*** Available data ***
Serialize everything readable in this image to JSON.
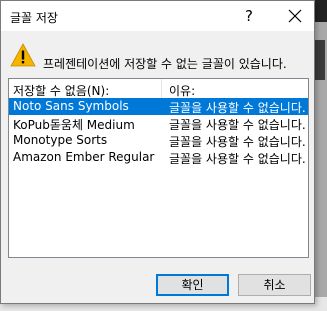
{
  "dialog": {
    "title": "글꼴 저장",
    "help_label": "?",
    "message": "프레젠테이션에 저장할 수 없는 글꼴이 있습니다.",
    "list": {
      "column1": "저장할 수 없음(N):",
      "column2": "이유:",
      "rows": [
        {
          "font": "Noto Sans Symbols",
          "reason": "글꼴을 사용할 수 없습니다.",
          "selected": true
        },
        {
          "font": "KoPub돋움체 Medium",
          "reason": "글꼴을 사용할 수 없습니다.",
          "selected": false
        },
        {
          "font": "Monotype Sorts",
          "reason": "글꼴을 사용할 수 없습니다.",
          "selected": false
        },
        {
          "font": "Amazon Ember Regular",
          "reason": "글꼴을 사용할 수 없습니다.",
          "selected": false
        }
      ]
    },
    "buttons": {
      "ok": "확인",
      "cancel": "취소"
    }
  },
  "colors": {
    "selection": "#0078d7",
    "warning": "#f4b400"
  },
  "icons": {
    "warning": "warning-icon",
    "close": "close-icon"
  }
}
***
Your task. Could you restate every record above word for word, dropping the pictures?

Answer space.
Serialize everything readable in this image to JSON.
{
  "dialog": {
    "title": "글꼴 저장",
    "help_label": "?",
    "message": "프레젠테이션에 저장할 수 없는 글꼴이 있습니다.",
    "list": {
      "column1": "저장할 수 없음(N):",
      "column2": "이유:",
      "rows": [
        {
          "font": "Noto Sans Symbols",
          "reason": "글꼴을 사용할 수 없습니다.",
          "selected": true
        },
        {
          "font": "KoPub돋움체 Medium",
          "reason": "글꼴을 사용할 수 없습니다.",
          "selected": false
        },
        {
          "font": "Monotype Sorts",
          "reason": "글꼴을 사용할 수 없습니다.",
          "selected": false
        },
        {
          "font": "Amazon Ember Regular",
          "reason": "글꼴을 사용할 수 없습니다.",
          "selected": false
        }
      ]
    },
    "buttons": {
      "ok": "확인",
      "cancel": "취소"
    }
  },
  "colors": {
    "selection": "#0078d7",
    "warning": "#f4b400"
  },
  "icons": {
    "warning": "warning-icon",
    "close": "close-icon"
  }
}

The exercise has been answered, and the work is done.